- **What is being asked**
Collect all lines below with the string "screenshot".

(Beginning of Material provided)

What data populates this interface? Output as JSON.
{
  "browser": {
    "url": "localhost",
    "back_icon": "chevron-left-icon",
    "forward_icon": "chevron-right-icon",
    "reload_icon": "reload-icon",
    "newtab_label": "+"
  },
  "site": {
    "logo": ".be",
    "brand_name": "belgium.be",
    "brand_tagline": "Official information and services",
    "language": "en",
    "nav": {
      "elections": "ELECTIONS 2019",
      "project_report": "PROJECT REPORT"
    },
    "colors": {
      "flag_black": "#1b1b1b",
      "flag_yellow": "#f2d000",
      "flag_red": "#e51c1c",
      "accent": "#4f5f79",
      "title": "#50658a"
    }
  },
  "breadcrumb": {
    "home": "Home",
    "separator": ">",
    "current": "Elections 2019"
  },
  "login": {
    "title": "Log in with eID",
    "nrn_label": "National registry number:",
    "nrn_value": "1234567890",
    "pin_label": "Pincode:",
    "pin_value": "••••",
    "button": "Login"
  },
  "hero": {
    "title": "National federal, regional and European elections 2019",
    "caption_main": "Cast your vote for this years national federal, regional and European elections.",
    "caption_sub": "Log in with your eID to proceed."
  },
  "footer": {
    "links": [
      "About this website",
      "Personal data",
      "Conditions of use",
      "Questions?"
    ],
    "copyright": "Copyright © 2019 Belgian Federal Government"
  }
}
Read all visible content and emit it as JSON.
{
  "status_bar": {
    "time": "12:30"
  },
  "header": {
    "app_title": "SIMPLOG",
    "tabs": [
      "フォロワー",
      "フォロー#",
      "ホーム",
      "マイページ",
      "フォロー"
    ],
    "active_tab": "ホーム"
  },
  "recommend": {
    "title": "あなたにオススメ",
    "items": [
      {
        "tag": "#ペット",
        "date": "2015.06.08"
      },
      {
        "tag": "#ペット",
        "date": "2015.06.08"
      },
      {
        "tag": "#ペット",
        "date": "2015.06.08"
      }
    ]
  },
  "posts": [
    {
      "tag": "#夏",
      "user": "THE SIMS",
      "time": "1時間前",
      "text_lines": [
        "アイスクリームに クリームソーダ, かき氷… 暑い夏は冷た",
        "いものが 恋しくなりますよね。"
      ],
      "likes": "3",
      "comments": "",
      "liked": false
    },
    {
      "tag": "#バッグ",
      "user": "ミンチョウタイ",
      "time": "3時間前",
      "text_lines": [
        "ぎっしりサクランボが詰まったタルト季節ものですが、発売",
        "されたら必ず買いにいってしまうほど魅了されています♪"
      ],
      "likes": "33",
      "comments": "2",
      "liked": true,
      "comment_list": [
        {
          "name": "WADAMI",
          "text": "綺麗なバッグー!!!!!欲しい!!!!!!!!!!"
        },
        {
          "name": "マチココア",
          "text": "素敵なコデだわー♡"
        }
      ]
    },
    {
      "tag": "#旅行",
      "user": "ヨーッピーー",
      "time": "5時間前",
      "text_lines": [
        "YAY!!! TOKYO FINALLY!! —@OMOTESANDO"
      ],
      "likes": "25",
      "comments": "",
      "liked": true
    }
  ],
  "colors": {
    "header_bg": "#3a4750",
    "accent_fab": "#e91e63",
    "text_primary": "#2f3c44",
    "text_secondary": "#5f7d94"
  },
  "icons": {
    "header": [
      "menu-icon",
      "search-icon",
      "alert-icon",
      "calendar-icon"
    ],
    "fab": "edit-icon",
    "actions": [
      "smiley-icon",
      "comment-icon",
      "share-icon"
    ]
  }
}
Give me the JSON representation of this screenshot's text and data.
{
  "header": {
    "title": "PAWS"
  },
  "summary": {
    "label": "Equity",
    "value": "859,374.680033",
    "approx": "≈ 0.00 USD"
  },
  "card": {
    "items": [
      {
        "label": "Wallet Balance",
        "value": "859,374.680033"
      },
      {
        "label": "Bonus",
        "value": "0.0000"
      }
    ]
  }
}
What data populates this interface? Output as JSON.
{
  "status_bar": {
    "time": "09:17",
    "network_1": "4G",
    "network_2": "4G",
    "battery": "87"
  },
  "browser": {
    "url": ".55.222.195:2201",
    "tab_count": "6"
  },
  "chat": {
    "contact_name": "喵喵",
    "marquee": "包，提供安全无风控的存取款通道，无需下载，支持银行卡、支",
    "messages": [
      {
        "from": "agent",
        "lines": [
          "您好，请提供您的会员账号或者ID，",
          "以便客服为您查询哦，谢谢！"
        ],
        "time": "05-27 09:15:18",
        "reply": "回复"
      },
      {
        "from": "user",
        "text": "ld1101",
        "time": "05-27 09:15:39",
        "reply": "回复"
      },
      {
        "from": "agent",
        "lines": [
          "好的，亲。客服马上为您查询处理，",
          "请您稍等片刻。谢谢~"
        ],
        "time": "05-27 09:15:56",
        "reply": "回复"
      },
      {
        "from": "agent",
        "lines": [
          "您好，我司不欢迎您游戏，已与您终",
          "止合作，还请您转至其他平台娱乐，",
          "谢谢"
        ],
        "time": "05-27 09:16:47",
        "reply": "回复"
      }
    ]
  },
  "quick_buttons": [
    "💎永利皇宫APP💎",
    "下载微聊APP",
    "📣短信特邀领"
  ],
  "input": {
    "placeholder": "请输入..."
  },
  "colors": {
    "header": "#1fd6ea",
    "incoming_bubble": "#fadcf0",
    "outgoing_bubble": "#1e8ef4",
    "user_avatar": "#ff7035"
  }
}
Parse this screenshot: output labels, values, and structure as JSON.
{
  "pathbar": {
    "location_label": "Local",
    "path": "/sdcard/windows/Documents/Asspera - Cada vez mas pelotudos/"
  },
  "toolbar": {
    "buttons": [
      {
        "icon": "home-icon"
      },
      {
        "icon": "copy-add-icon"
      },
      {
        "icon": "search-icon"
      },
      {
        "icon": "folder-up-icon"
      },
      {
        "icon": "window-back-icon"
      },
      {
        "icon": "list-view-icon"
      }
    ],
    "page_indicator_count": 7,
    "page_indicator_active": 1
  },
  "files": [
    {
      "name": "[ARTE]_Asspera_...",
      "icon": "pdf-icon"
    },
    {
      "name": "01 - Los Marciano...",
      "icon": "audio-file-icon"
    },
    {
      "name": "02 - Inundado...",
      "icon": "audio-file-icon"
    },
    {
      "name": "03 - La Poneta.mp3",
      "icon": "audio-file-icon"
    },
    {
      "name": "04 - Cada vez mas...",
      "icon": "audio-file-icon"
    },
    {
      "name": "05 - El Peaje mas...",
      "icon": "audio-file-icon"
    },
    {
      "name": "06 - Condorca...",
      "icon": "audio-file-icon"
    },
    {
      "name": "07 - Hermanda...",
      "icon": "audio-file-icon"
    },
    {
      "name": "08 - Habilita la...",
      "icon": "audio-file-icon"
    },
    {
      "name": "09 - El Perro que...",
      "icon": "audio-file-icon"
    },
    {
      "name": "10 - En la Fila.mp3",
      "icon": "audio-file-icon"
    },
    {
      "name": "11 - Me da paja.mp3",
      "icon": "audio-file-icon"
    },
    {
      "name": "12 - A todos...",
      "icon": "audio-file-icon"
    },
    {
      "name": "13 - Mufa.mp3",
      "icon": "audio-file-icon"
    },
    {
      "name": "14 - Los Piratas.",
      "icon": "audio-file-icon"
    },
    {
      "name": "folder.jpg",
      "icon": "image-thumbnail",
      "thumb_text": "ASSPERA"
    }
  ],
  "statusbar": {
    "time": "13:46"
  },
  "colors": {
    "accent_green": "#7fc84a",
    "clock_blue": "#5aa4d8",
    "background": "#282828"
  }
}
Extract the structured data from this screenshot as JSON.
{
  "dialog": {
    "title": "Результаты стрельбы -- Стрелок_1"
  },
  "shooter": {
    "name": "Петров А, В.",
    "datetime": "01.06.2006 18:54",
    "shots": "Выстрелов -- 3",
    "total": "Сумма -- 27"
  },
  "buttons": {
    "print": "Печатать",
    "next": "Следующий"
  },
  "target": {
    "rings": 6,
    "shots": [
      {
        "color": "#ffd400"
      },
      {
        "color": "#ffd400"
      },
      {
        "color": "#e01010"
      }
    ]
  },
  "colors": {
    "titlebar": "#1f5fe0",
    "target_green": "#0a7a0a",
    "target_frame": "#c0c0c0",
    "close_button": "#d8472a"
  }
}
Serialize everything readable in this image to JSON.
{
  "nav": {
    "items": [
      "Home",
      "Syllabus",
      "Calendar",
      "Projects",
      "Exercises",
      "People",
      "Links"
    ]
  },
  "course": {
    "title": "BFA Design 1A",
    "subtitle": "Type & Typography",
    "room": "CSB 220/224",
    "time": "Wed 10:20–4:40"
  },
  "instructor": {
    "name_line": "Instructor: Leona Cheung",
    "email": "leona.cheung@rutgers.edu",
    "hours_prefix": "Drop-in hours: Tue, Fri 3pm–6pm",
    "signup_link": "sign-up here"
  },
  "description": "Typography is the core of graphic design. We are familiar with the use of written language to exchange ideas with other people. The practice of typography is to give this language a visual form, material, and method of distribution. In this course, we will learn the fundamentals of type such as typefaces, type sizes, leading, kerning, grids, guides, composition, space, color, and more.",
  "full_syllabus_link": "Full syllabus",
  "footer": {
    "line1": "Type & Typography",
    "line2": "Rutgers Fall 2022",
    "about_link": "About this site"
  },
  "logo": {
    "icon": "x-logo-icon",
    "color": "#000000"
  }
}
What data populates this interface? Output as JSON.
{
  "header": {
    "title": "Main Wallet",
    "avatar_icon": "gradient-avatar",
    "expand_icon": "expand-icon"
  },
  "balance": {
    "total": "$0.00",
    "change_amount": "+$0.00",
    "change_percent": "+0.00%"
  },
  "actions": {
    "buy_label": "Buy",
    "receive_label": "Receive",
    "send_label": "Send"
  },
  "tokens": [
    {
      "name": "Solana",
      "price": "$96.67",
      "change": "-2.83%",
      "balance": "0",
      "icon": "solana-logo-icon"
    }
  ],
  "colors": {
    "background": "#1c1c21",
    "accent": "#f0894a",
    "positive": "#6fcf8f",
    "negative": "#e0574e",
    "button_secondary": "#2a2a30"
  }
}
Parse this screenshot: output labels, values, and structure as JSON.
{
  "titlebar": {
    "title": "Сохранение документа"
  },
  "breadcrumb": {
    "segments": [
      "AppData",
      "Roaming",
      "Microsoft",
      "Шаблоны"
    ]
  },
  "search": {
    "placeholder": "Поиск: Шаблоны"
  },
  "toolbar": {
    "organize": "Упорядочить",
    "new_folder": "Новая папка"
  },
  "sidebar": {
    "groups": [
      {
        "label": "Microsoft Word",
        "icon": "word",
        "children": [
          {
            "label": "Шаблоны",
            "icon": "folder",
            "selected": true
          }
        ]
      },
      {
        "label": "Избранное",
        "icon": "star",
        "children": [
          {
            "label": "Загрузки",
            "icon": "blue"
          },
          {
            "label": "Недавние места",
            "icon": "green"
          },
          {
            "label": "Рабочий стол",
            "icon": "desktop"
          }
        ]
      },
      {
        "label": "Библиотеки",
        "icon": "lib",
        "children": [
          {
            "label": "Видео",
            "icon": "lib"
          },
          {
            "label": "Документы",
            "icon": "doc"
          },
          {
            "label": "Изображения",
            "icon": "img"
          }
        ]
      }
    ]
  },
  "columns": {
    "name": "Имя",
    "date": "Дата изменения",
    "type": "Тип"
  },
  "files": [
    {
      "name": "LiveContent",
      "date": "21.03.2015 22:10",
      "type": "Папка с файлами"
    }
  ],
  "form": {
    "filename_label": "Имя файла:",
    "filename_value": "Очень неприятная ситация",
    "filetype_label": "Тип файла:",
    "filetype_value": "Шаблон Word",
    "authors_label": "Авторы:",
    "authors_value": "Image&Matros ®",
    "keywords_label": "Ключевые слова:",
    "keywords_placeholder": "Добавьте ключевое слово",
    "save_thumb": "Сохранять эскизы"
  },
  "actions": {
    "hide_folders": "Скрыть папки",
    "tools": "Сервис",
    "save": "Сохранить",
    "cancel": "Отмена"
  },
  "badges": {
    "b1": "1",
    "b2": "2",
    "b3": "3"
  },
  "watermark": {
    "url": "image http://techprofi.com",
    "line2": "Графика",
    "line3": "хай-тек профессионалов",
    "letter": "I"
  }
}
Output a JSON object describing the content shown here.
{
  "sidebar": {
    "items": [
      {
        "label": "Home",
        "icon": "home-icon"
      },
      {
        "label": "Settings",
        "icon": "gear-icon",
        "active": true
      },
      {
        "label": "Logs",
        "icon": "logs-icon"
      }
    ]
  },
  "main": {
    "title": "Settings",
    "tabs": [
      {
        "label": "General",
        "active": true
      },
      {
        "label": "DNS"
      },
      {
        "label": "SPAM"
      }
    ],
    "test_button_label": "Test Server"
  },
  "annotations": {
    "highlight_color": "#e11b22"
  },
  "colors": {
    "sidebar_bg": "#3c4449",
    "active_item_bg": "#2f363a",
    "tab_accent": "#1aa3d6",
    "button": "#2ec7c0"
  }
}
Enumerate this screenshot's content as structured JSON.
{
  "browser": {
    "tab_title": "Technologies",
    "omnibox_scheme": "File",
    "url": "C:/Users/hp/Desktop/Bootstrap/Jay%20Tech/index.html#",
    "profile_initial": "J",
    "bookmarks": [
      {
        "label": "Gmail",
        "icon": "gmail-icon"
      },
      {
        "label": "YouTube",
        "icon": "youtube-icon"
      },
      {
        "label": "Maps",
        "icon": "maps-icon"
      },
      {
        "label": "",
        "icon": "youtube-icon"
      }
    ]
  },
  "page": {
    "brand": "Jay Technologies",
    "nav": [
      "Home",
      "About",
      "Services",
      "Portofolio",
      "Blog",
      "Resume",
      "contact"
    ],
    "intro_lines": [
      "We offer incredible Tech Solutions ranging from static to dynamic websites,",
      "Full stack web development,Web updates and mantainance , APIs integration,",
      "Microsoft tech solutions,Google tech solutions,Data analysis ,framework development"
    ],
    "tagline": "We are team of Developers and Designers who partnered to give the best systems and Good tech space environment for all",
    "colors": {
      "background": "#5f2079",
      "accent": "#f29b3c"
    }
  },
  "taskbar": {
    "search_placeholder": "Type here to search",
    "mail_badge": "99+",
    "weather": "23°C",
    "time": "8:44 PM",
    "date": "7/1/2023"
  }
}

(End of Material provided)

- **Response area**
Give me the JSON representation of this screenshot's text and data.
Parse this screenshot: output labels, values, and structure as JSON.
Extract the structured data from this screenshot as JSON.
Parse this screenshot: output labels, values, and structure as JSON.
Enumerate this screenshot's content as structured JSON.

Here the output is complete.